_Work required_
Please print the records below word for word.

◆ ◆ ◆ ◆ ◆

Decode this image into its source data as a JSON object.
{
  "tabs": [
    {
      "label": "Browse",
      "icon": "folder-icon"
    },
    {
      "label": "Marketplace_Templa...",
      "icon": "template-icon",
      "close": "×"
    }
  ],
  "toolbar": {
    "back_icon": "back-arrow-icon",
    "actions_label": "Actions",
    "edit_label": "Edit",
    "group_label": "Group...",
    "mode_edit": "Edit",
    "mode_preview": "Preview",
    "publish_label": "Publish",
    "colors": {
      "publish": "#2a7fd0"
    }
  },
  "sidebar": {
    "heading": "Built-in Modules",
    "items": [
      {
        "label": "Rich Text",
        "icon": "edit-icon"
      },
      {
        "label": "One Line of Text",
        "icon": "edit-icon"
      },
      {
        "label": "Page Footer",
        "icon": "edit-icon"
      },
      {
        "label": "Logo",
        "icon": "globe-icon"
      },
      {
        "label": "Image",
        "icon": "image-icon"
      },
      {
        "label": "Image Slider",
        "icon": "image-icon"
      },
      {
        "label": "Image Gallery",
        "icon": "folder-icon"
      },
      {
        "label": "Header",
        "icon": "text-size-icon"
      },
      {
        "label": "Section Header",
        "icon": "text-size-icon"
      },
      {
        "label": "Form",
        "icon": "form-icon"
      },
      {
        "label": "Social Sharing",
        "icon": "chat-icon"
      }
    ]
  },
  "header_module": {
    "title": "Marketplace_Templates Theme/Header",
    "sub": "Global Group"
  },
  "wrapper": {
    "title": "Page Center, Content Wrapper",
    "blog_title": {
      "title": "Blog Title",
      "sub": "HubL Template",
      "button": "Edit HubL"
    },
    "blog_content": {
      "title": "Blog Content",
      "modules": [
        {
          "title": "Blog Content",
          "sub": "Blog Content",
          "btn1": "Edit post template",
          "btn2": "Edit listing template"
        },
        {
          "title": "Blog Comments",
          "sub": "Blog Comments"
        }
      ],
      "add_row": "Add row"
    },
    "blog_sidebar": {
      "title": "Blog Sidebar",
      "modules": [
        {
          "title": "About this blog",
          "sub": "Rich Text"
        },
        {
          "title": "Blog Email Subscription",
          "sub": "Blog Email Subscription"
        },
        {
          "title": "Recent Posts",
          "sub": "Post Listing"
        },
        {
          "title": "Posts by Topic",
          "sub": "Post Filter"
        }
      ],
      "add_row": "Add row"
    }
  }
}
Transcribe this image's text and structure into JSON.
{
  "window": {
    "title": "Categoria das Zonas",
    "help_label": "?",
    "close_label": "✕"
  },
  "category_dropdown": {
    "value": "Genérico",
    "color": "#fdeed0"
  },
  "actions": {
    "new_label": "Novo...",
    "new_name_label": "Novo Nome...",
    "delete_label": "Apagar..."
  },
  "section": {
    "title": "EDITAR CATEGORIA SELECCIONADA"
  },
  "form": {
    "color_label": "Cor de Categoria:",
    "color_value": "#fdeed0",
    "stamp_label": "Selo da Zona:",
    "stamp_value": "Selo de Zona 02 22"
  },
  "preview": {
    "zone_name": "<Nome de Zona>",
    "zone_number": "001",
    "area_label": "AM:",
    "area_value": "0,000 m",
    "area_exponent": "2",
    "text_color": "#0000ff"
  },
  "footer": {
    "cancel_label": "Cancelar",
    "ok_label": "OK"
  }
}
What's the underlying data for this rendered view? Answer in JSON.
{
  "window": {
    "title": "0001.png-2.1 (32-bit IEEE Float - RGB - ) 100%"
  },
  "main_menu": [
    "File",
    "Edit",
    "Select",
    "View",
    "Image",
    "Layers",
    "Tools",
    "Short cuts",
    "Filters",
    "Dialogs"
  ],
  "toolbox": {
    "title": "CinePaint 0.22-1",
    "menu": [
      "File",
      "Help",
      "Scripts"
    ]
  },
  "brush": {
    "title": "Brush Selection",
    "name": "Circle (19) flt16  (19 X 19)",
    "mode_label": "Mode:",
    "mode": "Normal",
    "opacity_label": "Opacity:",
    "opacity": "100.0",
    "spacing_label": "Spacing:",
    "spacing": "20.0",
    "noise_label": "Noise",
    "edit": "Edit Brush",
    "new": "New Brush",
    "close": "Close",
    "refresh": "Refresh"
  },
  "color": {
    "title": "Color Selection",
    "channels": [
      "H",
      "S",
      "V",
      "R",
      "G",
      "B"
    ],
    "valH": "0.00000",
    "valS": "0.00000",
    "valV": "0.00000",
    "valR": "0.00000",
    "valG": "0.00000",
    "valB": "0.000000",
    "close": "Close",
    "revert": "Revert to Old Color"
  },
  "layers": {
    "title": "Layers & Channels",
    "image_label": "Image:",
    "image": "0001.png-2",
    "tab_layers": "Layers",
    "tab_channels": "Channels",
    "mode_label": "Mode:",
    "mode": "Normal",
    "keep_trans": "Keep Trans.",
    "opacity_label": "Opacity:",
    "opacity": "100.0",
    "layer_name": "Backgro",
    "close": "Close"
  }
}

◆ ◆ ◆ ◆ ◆

_Reply to the exercise_
Decode this image into its source data as a JSON object.
{
  "tabs": [
    {
      "label": "Browse",
      "icon": "folder-icon"
    },
    {
      "label": "Marketplace_Templa...",
      "icon": "template-icon",
      "close": "×"
    }
  ],
  "toolbar": {
    "back_icon": "back-arrow-icon",
    "actions_label": "Actions",
    "edit_label": "Edit",
    "group_label": "Group...",
    "mode_edit": "Edit",
    "mode_preview": "Preview",
    "publish_label": "Publish",
    "colors": {
      "publish": "#2a7fd0"
    }
  },
  "sidebar": {
    "heading": "Built-in Modules",
    "items": [
      {
        "label": "Rich Text",
        "icon": "edit-icon"
      },
      {
        "label": "One Line of Text",
        "icon": "edit-icon"
      },
      {
        "label": "Page Footer",
        "icon": "edit-icon"
      },
      {
        "label": "Logo",
        "icon": "globe-icon"
      },
      {
        "label": "Image",
        "icon": "image-icon"
      },
      {
        "label": "Image Slider",
        "icon": "image-icon"
      },
      {
        "label": "Image Gallery",
        "icon": "folder-icon"
      },
      {
        "label": "Header",
        "icon": "text-size-icon"
      },
      {
        "label": "Section Header",
        "icon": "text-size-icon"
      },
      {
        "label": "Form",
        "icon": "form-icon"
      },
      {
        "label": "Social Sharing",
        "icon": "chat-icon"
      }
    ]
  },
  "header_module": {
    "title": "Marketplace_Templates Theme/Header",
    "sub": "Global Group"
  },
  "wrapper": {
    "title": "Page Center, Content Wrapper",
    "blog_title": {
      "title": "Blog Title",
      "sub": "HubL Template",
      "button": "Edit HubL"
    },
    "blog_content": {
      "title": "Blog Content",
      "modules": [
        {
          "title": "Blog Content",
          "sub": "Blog Content",
          "btn1": "Edit post template",
          "btn2": "Edit listing template"
        },
        {
          "title": "Blog Comments",
          "sub": "Blog Comments"
        }
      ],
      "add_row": "Add row"
    },
    "blog_sidebar": {
      "title": "Blog Sidebar",
      "modules": [
        {
          "title": "About this blog",
          "sub": "Rich Text"
        },
        {
          "title": "Blog Email Subscription",
          "sub": "Blog Email Subscription"
        },
        {
          "title": "Recent Posts",
          "sub": "Post Listing"
        },
        {
          "title": "Posts by Topic",
          "sub": "Post Filter"
        }
      ],
      "add_row": "Add row"
    }
  }
}
Transcribe this image's text and structure into JSON.
{
  "window": {
    "title": "Categoria das Zonas",
    "help_label": "?",
    "close_label": "✕"
  },
  "category_dropdown": {
    "value": "Genérico",
    "color": "#fdeed0"
  },
  "actions": {
    "new_label": "Novo...",
    "new_name_label": "Novo Nome...",
    "delete_label": "Apagar..."
  },
  "section": {
    "title": "EDITAR CATEGORIA SELECCIONADA"
  },
  "form": {
    "color_label": "Cor de Categoria:",
    "color_value": "#fdeed0",
    "stamp_label": "Selo da Zona:",
    "stamp_value": "Selo de Zona 02 22"
  },
  "preview": {
    "zone_name": "<Nome de Zona>",
    "zone_number": "001",
    "area_label": "AM:",
    "area_value": "0,000 m",
    "area_exponent": "2",
    "text_color": "#0000ff"
  },
  "footer": {
    "cancel_label": "Cancelar",
    "ok_label": "OK"
  }
}
What's the underlying data for this rendered view? Answer in JSON.
{
  "window": {
    "title": "0001.png-2.1 (32-bit IEEE Float - RGB - ) 100%"
  },
  "main_menu": [
    "File",
    "Edit",
    "Select",
    "View",
    "Image",
    "Layers",
    "Tools",
    "Short cuts",
    "Filters",
    "Dialogs"
  ],
  "toolbox": {
    "title": "CinePaint 0.22-1",
    "menu": [
      "File",
      "Help",
      "Scripts"
    ]
  },
  "brush": {
    "title": "Brush Selection",
    "name": "Circle (19) flt16  (19 X 19)",
    "mode_label": "Mode:",
    "mode": "Normal",
    "opacity_label": "Opacity:",
    "opacity": "100.0",
    "spacing_label": "Spacing:",
    "spacing": "20.0",
    "noise_label": "Noise",
    "edit": "Edit Brush",
    "new": "New Brush",
    "close": "Close",
    "refresh": "Refresh"
  },
  "color": {
    "title": "Color Selection",
    "channels": [
      "H",
      "S",
      "V",
      "R",
      "G",
      "B"
    ],
    "valH": "0.00000",
    "valS": "0.00000",
    "valV": "0.00000",
    "valR": "0.00000",
    "valG": "0.00000",
    "valB": "0.000000",
    "close": "Close",
    "revert": "Revert to Old Color"
  },
  "layers": {
    "title": "Layers & Channels",
    "image_label": "Image:",
    "image": "0001.png-2",
    "tab_layers": "Layers",
    "tab_channels": "Channels",
    "mode_label": "Mode:",
    "mode": "Normal",
    "keep_trans": "Keep Trans.",
    "opacity_label": "Opacity:",
    "opacity": "100.0",
    "layer_name": "Backgro",
    "close": "Close"
  }
}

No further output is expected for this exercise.